 Corlett claims the work of Joel Feinberg is opposed to and thus is an alternative to Searle. I will ignore that topic here. I don’t recognize some of what Corlett attributes to Feinberg, but for my purposes I will just accept for now that Feinberg’s views on human rights are inconsistent with Searle’s views. However, it is relevant that Corlett ignores Searle’s commitment to what Searle calls the objective reasons (or also “desire-independent reasons for action”). When Searle speaks of normativity as ‘deontic power’ he is treating moral norms as external or objective reasons . If I understand Feinberg’s view that is a substantive matter of agreement between Feinberg and Searle. But I leave it to others to judge whether Corlett is correct that nonetheless they substantively disagree about rights. For Searle’s defense of desire-independent reasons and his disagreement with Bernard Williams over the distinction between external and internal reasons see Searle (2001, 135-166).
 Corlett 2016, 22.
 Corlett’s example in his article is that all persons have a ‘right to potable water.’ But at best that looks like simply the right to life, or perhaps a right to some minimal level of well being. However, what would be the point of having any such right if no one had any corresponding moral duty or obligation to provide what the right states persons deserve? It seems that the right to potable water correlates to the duty of some specific government agency, for instance, to provide it. Of course sometimes people do not either recognize or accept moral obligations and duties that they objectively do have. While that might be a fact of human psychology, it would not constitute an objection to Searle’s position. For a more nuanced discussion of this topic about whether and how rights are connected to duties and how they could make it that a person with that right deserves others to fulfill some moral duty see Wolterstorff (2016).

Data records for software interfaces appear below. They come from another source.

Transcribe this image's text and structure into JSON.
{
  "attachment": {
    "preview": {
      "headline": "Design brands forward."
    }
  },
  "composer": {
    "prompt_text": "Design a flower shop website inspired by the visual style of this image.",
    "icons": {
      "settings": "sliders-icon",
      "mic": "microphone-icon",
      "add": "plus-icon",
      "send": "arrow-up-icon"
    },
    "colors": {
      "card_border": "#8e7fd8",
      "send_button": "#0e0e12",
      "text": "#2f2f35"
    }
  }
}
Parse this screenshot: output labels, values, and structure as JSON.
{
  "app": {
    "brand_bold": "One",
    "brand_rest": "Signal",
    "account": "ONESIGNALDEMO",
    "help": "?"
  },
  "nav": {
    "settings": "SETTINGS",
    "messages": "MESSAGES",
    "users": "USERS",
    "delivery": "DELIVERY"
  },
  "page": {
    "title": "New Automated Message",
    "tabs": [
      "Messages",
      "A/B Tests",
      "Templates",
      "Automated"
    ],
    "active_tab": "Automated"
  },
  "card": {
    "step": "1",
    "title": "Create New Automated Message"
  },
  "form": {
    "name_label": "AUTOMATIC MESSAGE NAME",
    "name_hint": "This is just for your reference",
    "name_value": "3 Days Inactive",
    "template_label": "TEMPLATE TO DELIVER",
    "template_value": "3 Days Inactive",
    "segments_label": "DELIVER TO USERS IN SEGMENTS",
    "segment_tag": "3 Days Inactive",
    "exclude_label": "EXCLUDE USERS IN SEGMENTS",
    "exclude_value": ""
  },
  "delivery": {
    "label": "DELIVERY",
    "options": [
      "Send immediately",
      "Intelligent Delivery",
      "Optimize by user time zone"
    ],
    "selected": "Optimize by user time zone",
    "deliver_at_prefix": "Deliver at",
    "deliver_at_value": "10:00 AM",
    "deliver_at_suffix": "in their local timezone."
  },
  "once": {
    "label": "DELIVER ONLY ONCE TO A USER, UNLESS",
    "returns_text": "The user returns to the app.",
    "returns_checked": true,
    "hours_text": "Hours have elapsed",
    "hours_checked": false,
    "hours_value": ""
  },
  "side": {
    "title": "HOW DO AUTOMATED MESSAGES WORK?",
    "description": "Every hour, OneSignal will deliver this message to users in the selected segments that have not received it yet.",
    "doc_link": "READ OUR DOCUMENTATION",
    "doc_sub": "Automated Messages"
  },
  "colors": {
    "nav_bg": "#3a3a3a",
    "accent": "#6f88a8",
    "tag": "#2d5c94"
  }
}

 Searle 2010, 179-180.
 Searle 2010, 180.
 Searle 2010, 181.
 Searle commitment to ethical naturalism was first made early in his career when he claimed that G.E. Moore’s famous discovery of the “naturalistic fallacy” was itself a fallacy. Though Searle’s argument remains quite controversial, it is relevant to my discussion in this note to understand how Searle defends ethical naturalism. “The point of my counter-example is to show that the classical model [Searle is referring here to Hume’s sharp distinction between evaluative and descriptive statements about the world] is incapable of dealing with institution facts. It is often a matter of fact that one has certain obligations, commitments, rights, and responsibilities, but it is a matter of institutional, not brute, facts.” (Searle 1969, 184). Searle then commits himself to the following principle. “No set of brute fact statements can entail an institutional fact without the addition of at least one constitutive rule.” I will refer to this principle in my conclusion to this note.